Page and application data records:
== Segment start ==
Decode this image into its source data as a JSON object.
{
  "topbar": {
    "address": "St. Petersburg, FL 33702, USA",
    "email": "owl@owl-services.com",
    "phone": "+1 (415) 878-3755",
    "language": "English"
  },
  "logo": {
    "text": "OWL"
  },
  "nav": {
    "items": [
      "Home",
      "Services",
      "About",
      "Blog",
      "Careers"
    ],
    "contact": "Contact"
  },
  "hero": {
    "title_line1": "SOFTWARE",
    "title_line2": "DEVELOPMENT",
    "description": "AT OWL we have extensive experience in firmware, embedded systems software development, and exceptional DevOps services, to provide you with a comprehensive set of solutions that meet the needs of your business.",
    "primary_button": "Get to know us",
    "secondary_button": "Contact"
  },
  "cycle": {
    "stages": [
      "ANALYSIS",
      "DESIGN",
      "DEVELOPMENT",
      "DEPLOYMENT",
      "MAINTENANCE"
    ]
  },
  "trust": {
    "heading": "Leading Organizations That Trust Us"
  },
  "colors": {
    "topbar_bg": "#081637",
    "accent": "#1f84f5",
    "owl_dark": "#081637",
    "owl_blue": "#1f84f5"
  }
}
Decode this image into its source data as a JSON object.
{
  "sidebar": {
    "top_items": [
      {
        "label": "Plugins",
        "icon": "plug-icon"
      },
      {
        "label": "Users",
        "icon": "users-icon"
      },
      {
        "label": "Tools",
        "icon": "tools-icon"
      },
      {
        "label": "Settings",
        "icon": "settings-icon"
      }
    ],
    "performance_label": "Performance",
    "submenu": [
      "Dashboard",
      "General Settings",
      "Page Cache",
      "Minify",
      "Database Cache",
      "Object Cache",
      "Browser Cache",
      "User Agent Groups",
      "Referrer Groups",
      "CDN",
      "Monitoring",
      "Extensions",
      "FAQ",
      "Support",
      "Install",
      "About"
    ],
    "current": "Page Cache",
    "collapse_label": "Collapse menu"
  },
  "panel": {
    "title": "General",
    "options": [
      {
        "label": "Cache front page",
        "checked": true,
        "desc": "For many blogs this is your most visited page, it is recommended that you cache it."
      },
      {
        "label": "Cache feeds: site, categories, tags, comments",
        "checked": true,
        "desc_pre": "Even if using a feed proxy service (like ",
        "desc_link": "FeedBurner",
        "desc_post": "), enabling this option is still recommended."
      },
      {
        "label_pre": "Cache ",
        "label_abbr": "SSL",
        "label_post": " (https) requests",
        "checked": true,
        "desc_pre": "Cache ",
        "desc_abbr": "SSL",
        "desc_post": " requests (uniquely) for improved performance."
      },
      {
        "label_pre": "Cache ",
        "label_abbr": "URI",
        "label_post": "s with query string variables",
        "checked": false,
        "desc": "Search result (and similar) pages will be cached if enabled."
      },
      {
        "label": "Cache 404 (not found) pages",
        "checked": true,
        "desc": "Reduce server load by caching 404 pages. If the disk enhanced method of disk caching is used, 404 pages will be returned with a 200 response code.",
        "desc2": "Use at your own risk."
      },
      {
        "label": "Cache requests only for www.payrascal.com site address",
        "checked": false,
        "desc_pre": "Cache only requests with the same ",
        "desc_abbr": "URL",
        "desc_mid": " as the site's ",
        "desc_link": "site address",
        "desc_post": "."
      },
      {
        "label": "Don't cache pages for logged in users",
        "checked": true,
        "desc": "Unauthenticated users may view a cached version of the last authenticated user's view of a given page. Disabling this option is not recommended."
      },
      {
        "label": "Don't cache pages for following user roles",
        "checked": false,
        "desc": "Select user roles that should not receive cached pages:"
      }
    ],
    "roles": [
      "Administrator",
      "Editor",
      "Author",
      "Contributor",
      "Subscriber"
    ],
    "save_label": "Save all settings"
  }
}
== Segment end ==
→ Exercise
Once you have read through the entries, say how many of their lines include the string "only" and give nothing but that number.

→ Written solution
2